One might look at Cox’s life on the road as an easy escape to freedom. No mortgage. No yard work. No boss to answer to. But complete freedom has its own constraints. Each day holds something unexpected; there is no routine to hold on to, no familiar face that she doesn’t have to meet for the first time. Even a trip to the grocery store requires her to punch an address into Google Maps. Every day is new, and that newness can be exhausting. She’s discovered that you need a little banality to keep your bearings. “It’s like being a perpetual stranger in a strange land. Everything is always new, and we’re always strangers there,” Cox says. “It’s not only that I miss my friends a lot, but I also miss that person you know that you can say hello to at the register at CVS.”
On the road constantly, she finds it hard to connect. To document her travels and keep her friends apprised of where she is, she began blogging about her journey (https://www.goingdowntheroadfeelinggrand.com/
). A recurring feature of Cox’s writing is her expressions of longing. She has a section of her blog where she gives herself space to reflect on her family. She imagines writing to the people she can no longer speak to, her words an attempt to reduce a separation greater than any distance. “I often find that I would like to be telling family members about my travels, but they’re not there anymore, so there’s no one to tell,” Cox says. “I think through the lens of the people I miss. My sister had wanted to live on a boat and didn’t get to live that dream, and so I feel like I’m doing this a little bit for her. One of my mom’s favorite things to do when traveling was something she called grinning at the groceries. No matter what exotic place she was in she loved going to the grocery store to look at all the food that was unusual. I have found myself thinking about them more than I ever had. Because I’m imagining how much they would enjoy this.”
At the beginning of the trip, she thought travel would remake her — that she’d reach the exhilaration that she figured revealed necessary knowledge. The places she would go, she thought, would give her insight. But now she realizes that to find comfort on the sometimes lonely road requires a search inward. “It’s so trite, but it’s true that, no matter how astounding the places are that I visit, I’m still sitting with myself at the end of the day, thinking about all the things I’ve been through in my life,” Cox says. “It’s up to me to make myself happy. I’m traveling the world, but I’m also like a nun in a cloister. In the end, it’s just me.”
Still having fun, she is no longer as effusive as she once was about the trip. And that, she says, is just fine.

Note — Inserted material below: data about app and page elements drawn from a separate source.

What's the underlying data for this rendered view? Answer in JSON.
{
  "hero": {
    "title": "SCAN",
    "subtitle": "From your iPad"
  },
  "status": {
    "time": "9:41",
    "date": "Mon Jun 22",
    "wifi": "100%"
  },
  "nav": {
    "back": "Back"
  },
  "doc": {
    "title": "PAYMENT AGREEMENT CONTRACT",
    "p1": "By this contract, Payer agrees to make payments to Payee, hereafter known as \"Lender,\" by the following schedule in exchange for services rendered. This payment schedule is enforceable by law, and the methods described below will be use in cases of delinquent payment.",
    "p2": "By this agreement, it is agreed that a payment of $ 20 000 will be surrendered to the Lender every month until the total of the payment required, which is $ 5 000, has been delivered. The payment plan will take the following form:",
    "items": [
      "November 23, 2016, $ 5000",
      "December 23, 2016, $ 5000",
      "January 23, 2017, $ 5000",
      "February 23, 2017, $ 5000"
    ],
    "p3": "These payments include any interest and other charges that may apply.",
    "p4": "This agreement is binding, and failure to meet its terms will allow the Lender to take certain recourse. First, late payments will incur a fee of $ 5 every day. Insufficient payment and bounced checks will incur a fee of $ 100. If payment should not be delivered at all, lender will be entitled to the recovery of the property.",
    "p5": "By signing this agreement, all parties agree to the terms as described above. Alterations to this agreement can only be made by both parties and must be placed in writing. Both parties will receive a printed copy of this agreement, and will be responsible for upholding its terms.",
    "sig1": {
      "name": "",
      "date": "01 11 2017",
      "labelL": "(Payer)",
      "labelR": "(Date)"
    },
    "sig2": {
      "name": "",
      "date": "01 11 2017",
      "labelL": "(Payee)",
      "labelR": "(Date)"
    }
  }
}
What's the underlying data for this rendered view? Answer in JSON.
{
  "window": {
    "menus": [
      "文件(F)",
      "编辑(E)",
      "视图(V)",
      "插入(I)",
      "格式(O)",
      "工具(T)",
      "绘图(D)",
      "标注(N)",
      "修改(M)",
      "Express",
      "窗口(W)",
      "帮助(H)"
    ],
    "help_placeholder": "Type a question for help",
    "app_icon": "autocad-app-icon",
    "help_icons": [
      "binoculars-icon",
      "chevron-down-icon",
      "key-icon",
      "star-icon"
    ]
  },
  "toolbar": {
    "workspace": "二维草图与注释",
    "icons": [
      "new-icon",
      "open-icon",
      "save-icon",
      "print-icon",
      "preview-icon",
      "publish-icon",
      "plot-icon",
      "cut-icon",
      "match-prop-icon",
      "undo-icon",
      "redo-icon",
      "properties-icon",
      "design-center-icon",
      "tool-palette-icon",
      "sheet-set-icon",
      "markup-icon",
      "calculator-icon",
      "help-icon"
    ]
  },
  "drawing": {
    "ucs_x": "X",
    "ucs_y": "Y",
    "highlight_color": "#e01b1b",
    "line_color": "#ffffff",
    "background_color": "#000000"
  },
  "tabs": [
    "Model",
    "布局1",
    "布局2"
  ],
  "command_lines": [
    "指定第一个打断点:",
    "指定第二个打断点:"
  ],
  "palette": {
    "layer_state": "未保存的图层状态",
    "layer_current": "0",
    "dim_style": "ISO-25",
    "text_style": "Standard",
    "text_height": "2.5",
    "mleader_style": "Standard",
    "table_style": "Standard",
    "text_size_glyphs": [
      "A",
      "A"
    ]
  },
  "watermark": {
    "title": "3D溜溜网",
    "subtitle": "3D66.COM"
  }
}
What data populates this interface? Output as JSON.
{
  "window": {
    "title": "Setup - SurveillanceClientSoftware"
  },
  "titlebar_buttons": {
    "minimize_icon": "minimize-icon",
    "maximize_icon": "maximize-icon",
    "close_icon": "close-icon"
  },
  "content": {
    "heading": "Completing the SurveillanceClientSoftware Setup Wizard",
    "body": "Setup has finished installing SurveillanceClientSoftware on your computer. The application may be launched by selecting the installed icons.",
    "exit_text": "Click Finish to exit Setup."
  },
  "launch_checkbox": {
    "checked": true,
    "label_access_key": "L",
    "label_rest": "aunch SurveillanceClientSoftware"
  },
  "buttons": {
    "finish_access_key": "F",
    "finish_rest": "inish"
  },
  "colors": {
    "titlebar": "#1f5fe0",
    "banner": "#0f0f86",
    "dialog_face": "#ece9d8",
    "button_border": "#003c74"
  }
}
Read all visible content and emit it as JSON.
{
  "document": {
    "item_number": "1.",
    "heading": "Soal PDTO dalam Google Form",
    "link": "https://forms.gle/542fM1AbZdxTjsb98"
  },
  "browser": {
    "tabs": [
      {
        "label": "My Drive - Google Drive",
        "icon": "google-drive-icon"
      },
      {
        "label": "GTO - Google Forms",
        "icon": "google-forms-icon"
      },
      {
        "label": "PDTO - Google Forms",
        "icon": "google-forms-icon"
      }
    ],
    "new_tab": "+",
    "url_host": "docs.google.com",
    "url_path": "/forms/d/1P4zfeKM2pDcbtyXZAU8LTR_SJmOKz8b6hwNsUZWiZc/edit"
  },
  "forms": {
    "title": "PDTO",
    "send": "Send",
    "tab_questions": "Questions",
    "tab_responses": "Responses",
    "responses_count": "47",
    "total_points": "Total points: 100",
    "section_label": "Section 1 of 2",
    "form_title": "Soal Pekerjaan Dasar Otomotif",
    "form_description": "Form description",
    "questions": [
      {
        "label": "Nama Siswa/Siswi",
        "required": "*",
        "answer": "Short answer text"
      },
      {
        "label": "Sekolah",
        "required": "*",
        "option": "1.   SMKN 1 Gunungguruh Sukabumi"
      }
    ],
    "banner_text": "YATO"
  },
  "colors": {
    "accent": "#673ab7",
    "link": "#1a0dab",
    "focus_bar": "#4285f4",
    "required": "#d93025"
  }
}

She’s learned that, no matter where you are in the world or what you’re doing under the vast blue sky, joy takes work. So, if you ask her how she maintains her happiness, she’ll tell you, with a smile: “That’s a work in progress.”